As Madison Metropolitan School District Superintendent Jennifer Cheatham announced Wednesday that she will be leaving her job, community members thanked her for her service, again and again pointing to her work to lift up students of color.
That work, Cheatham and others speaking at a press conference said, will not stop when Cheatham leaves her post at the end of August, ending six years as the head of the second largest district in the state.
“My leaving should not signal for a second a lack of continued commitment by this community of leaders to continue the work that we set out to do,” Cheatham said. “What it must signal is that for this work to be sustained, it can’t depend on the leadership of a single person, me or any future superintendent.”
To illustrate this point, Cheatham pointed to the dozens of people standing behind her, which included MMSD staff, School Board members and community and nonprofit leaders.
“This is just some of the people who will continue to work hard and together to keep Madison moving forward,” Cheatham said.
Isthmus broke the news Tuesday night that Cheatham would be leaving her role, and the district announced Wednesday morning that she will join the faculty at the Harvard Graduate School of Education in a program that helps train superintendents.
Cheatham leaves behind a School Board in which, aside from Board President Mary Burke, six members have a collective five years of board experience.
But Cheatham said Wednesday leaving now is the right choice.
“I am confident that this is a natural time for transition in leadership,” Cheatham said, pointing to a board committed to the district’s vision, strong leadership team, an engaged community and committed staff.
Burke said Cheatham has laid a new strategic framework of how to accomplish the district’s goals. Several speakers said that foundation advocates for students of color, and black students especially through the district’s Black Excellence Plan.
“We’ve lifted up black excellence and we are poised to do so much more,” said Carlettra Stanford, principal of Mendota Elementary School. “We will continue our work to change outcomes for students, particularly our students of color, but more specifically our African-American students. We are not slowing down."
Karen Menendez Coller, executive director of Centro Hispano, said she had “no idea” of the depth of challenges faced by students of color when she first moved to Madison, and called Cheatham an “incredible partner in the work.”

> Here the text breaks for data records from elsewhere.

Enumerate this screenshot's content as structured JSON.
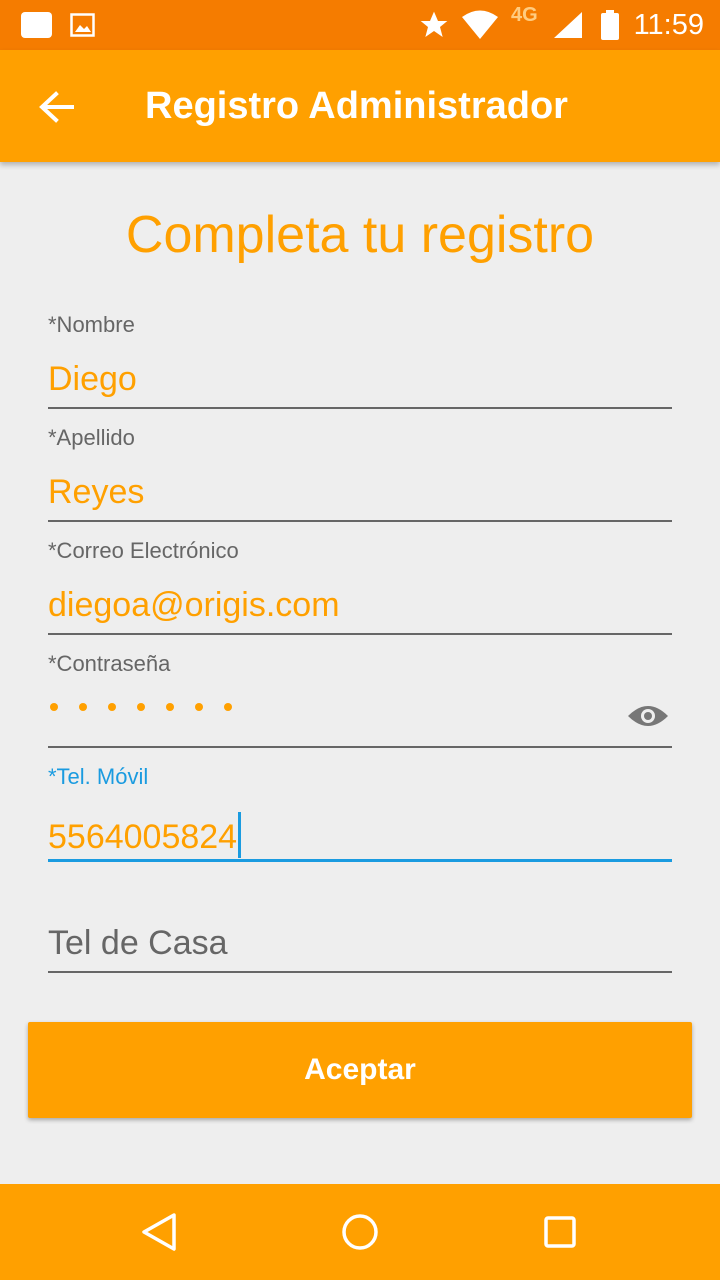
{
  "status_bar": {
    "network": "4G",
    "time": "11:59",
    "icons": [
      "notification-icon",
      "image-icon",
      "star-icon",
      "wifi-icon",
      "signal-icon",
      "battery-icon"
    ]
  },
  "app_bar": {
    "title": "Registro Administrador",
    "back_icon": "arrow-back-icon"
  },
  "form": {
    "heading": "Completa tu registro",
    "fields": [
      {
        "label": "*Nombre",
        "value": "Diego"
      },
      {
        "label": "*Apellido",
        "value": "Reyes"
      },
      {
        "label": "*Correo Electrónico",
        "value": "diegoa@origis.com"
      },
      {
        "label": "*Contraseña",
        "value": "•••••••",
        "toggle_icon": "eye-icon"
      },
      {
        "label": "*Tel. Móvil",
        "value": "5564005824",
        "focused": true
      },
      {
        "label": "",
        "placeholder": "Tel de Casa",
        "value": ""
      }
    ],
    "submit_label": "Aceptar"
  },
  "nav_bar": {
    "icons": [
      "back-triangle-icon",
      "home-circle-icon",
      "recents-square-icon"
    ]
  },
  "colors": {
    "status_bar": "#f57c00",
    "accent": "#ffa000",
    "focus": "#1a9be0",
    "background": "#eeeeee"
  }
}
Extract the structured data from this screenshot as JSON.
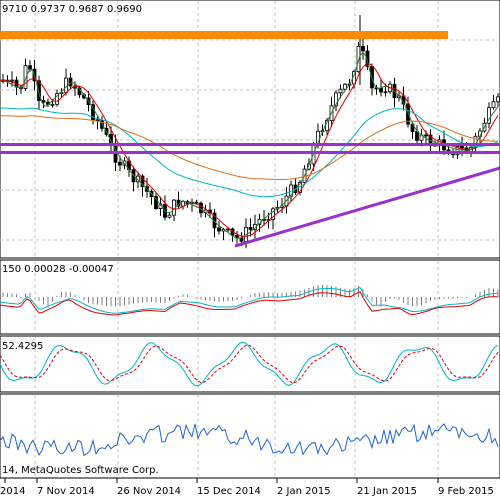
{
  "main_header": "9710 0.9737 0.9687 0.9690",
  "macd_header": "150 0.00028 -0.00047",
  "stoch_header": "52.4295",
  "copyright": "14, MetaQuotes Software Corp.",
  "x_labels": [
    "2014",
    "7 Nov 2014",
    "26 Nov 2014",
    "15 Dec 2014",
    "2 Jan 2015",
    "21 Jan 2015",
    "9 Feb 2015"
  ],
  "colors": {
    "background": "#ffffff",
    "grid": "#c0c0c0",
    "candle": "#000000",
    "resistance": "#ff8c00",
    "support_lines": "#9932cc",
    "ma_fast": "#2e7d32",
    "ma_red": "#e00000",
    "ma_cyan": "#00b7c3",
    "ma_orange": "#e0701a",
    "macd_signal": "#e00000",
    "macd_line": "#00b7c3",
    "stoch_main": "#00b7c3",
    "stoch_signal": "#e00000",
    "rsi": "#1e64d2"
  },
  "chart_data": {
    "type": "candlestick",
    "title": "",
    "xlabel": "",
    "ylabel": "",
    "grid": true,
    "x": [
      "2014",
      "7 Nov 2014",
      "26 Nov 2014",
      "15 Dec 2014",
      "2 Jan 2015",
      "21 Jan 2015",
      "9 Feb 2015"
    ],
    "ohlc_last": [
      0.971,
      0.9737,
      0.9687,
      0.969
    ],
    "macd": [
      0.00028,
      -0.00047
    ],
    "stochastic": 52.4295
  }
}
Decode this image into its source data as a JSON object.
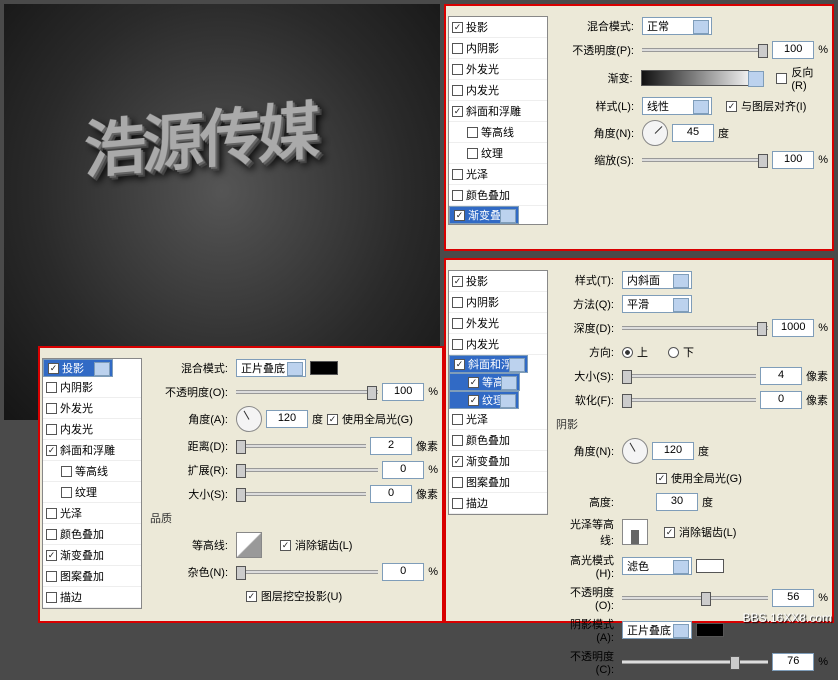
{
  "preview": {
    "text": "浩源传媒"
  },
  "common": {
    "fx": {
      "drop_shadow": "投影",
      "inner_shadow": "内阴影",
      "outer_glow": "外发光",
      "inner_glow": "内发光",
      "bevel": "斜面和浮雕",
      "contour": "等高线",
      "texture": "纹理",
      "satin": "光泽",
      "color_overlay": "颜色叠加",
      "gradient_overlay": "渐变叠加",
      "pattern_overlay": "图案叠加",
      "stroke": "描边"
    },
    "units": {
      "percent": "%",
      "px": "像素",
      "deg": "度"
    }
  },
  "panel_a": {
    "labels": {
      "blend_mode": "混合模式:",
      "opacity": "不透明度(P):",
      "gradient": "渐变:",
      "reverse": "反向(R)",
      "style": "样式(L):",
      "align": "与图层对齐(I)",
      "angle": "角度(N):",
      "scale": "缩放(S):"
    },
    "values": {
      "blend_mode": "正常",
      "opacity": "100",
      "style": "线性",
      "angle": "45",
      "scale": "100"
    }
  },
  "panel_b": {
    "labels": {
      "blend_mode": "混合模式:",
      "opacity": "不透明度(O):",
      "angle": "角度(A):",
      "global": "使用全局光(G)",
      "distance": "距离(D):",
      "spread": "扩展(R):",
      "size": "大小(S):",
      "quality": "品质",
      "contour": "等高线:",
      "antialias": "消除锯齿(L)",
      "noise": "杂色(N):",
      "knockout": "图层挖空投影(U)"
    },
    "values": {
      "blend_mode": "正片叠底",
      "opacity": "100",
      "angle": "120",
      "distance": "2",
      "spread": "0",
      "size": "0",
      "noise": "0"
    }
  },
  "panel_c": {
    "labels": {
      "style": "样式(T):",
      "technique": "方法(Q):",
      "depth": "深度(D):",
      "direction": "方向:",
      "up": "上",
      "down": "下",
      "size": "大小(S):",
      "soften": "软化(F):",
      "shading": "阴影",
      "angle": "角度(N):",
      "global": "使用全局光(G)",
      "altitude": "高度:",
      "gloss_contour": "光泽等高线:",
      "antialias": "消除锯齿(L)",
      "highlight_mode": "高光模式(H):",
      "hl_opacity": "不透明度(O):",
      "shadow_mode": "阴影模式(A):",
      "sh_opacity": "不透明度(C):"
    },
    "values": {
      "style": "内斜面",
      "technique": "平滑",
      "depth": "1000",
      "size": "4",
      "soften": "0",
      "angle": "120",
      "altitude": "30",
      "highlight_mode": "滤色",
      "hl_opacity": "56",
      "shadow_mode": "正片叠底",
      "sh_opacity": "76"
    }
  },
  "watermark": "BBS.16XX8.com"
}
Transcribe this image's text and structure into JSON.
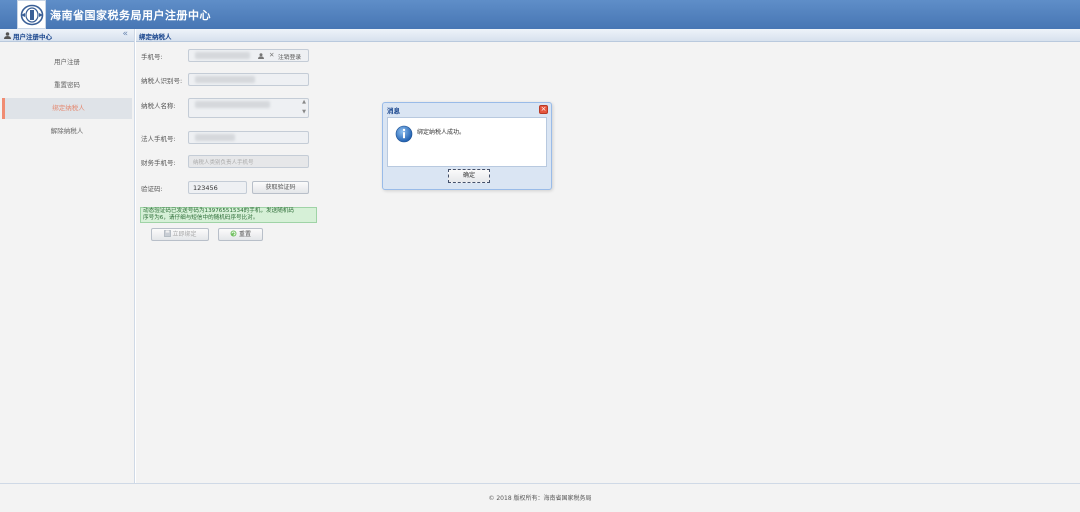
{
  "header": {
    "title": "海南省国家税务局用户注册中心"
  },
  "sidebar": {
    "title": "用户注册中心",
    "collapse_icon": "«",
    "items": [
      {
        "label": "用户注册"
      },
      {
        "label": "重置密码"
      },
      {
        "label": "绑定纳税人",
        "active": true
      },
      {
        "label": "解除纳税人"
      }
    ]
  },
  "main": {
    "title": "绑定纳税人",
    "form": {
      "phone_label": "手机号:",
      "logout_label": "注销登录",
      "taxpayer_id_label": "纳税人识别号:",
      "taxpayer_name_label": "纳税人名称:",
      "legal_phone_label": "法人手机号:",
      "finance_phone_label": "财务手机号:",
      "finance_phone_placeholder": "纳税人类别负责人手机号",
      "code_label": "验证码:",
      "code_value": "123456",
      "get_code_label": "获取验证码"
    },
    "notice": {
      "line1": "动态验证码已发送号码为13976551534的手机，发送随机码",
      "line2": "序号为6，请仔细与短信中的随机码序号比对。"
    },
    "buttons": {
      "bind_label": "立即绑定",
      "reset_label": "重置"
    }
  },
  "dialog": {
    "title": "消息",
    "message": "绑定纳税人成功。",
    "ok_label": "确定"
  },
  "footer": {
    "text": "© 2018 版权所有：海南省国家税务局"
  },
  "colors": {
    "header": "#4f7fbd",
    "active_accent": "#f08c72",
    "notice_bg": "#d6f0d7",
    "dialog_close": "#e6563e"
  }
}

“She welcomed community to the table from day one … She’s come to bat for us when it was essential,” Mendenzer Coller said. “I want to make sure the seeds she planted are in fact going to lead to hope for our community.”
Newly elected School Board member Ananda Mirilli said she thinks Cheatham’s legacy will be “moving us from a color-blindness and inability to talk about race to being very explicit talking about race and racial equity.”
Andrew Waity, president of Madison Teachers Inc., released a statement thanking Cheatham for her accomplishments, including helping develop a collaborative Employee Handbook process, problem-solving teams of administrators and elected MTI staff representatives at every school, and a “much needed focus on racial equity,” the statement said.
“Over the past six years we have accomplished significant things together. These have included some difficult transitions as the impacts of a state and national climate hostile to public education were felt here in Madison,” the statement said. “... As we prepare for the transition to new leadership in our district it is critical that the voice of staff is heard in meaningful ways.”
Cheatham was asked several questions about the timing of her decision to step down. She denied that it was in response to what she previously called a “trying year,” with incidents of sexual assault and racial slurs.
Every year has challenges, Cheatham said, but that’s not her reason for leaving; she’s ready to “make a larger impact on the education field.” She also said she wanted to spend more time with her son.
She did not directly answer a question asking whether she actively sought the position at Harvard or was approached with a job offer.
“There are never good times, never perfect times, for a superintendent to leave … I’m trying to leave with a lot of intention and great care,” Cheatham said.
She said the district's “clear direction” and goals, along with a significant change in school board members, gave her confidence that it was time to leave.
“It would be wrong for me to leave a year from now, after working with a brand new board, developing that team, working with them closely,” she said.
Two weeks ago, Cheatham gave an interview with WISC-TV in which she expressed her excitement for future work in the district. Asked after the press conference whether anything changed between giving that interview and now, Cheatham said “nothing’s changed.”
“Everything I said in that interview, I would say again today. I am incredibly excited about this board. I’m so proud of what we’ve accomplished, thrilled about the agenda we’ve laid out for the future,” Cheatham said. “I’m as enthusiastic about MMSD as ever, I think the only change is that I'll be supporting and cheerleading maybe from a distance and trying to influence the field.”
As the Cap Times reported Wednesday morning, a source said the Madison School Board, in a closed session Monday, authorized MMSD’s attorney to enter into negotiations with chief of elementary schools Nancy Hanks to take over as interim superintendent.
Burke said the board had not yet decided on an interim replacement but would announce the replacement by the end of May. She indicated a preference to hire internally for the role. Asked specifically to comment on whether Hanks would take over the role, Burke said, “the decision has not been made on that.”
At the very end of the conference, Cheatham again looked to those standing around her.
“This is the team that’s going to move things forward," she said. "I love you guys."
Negassi Tesfamichael contributed to this report.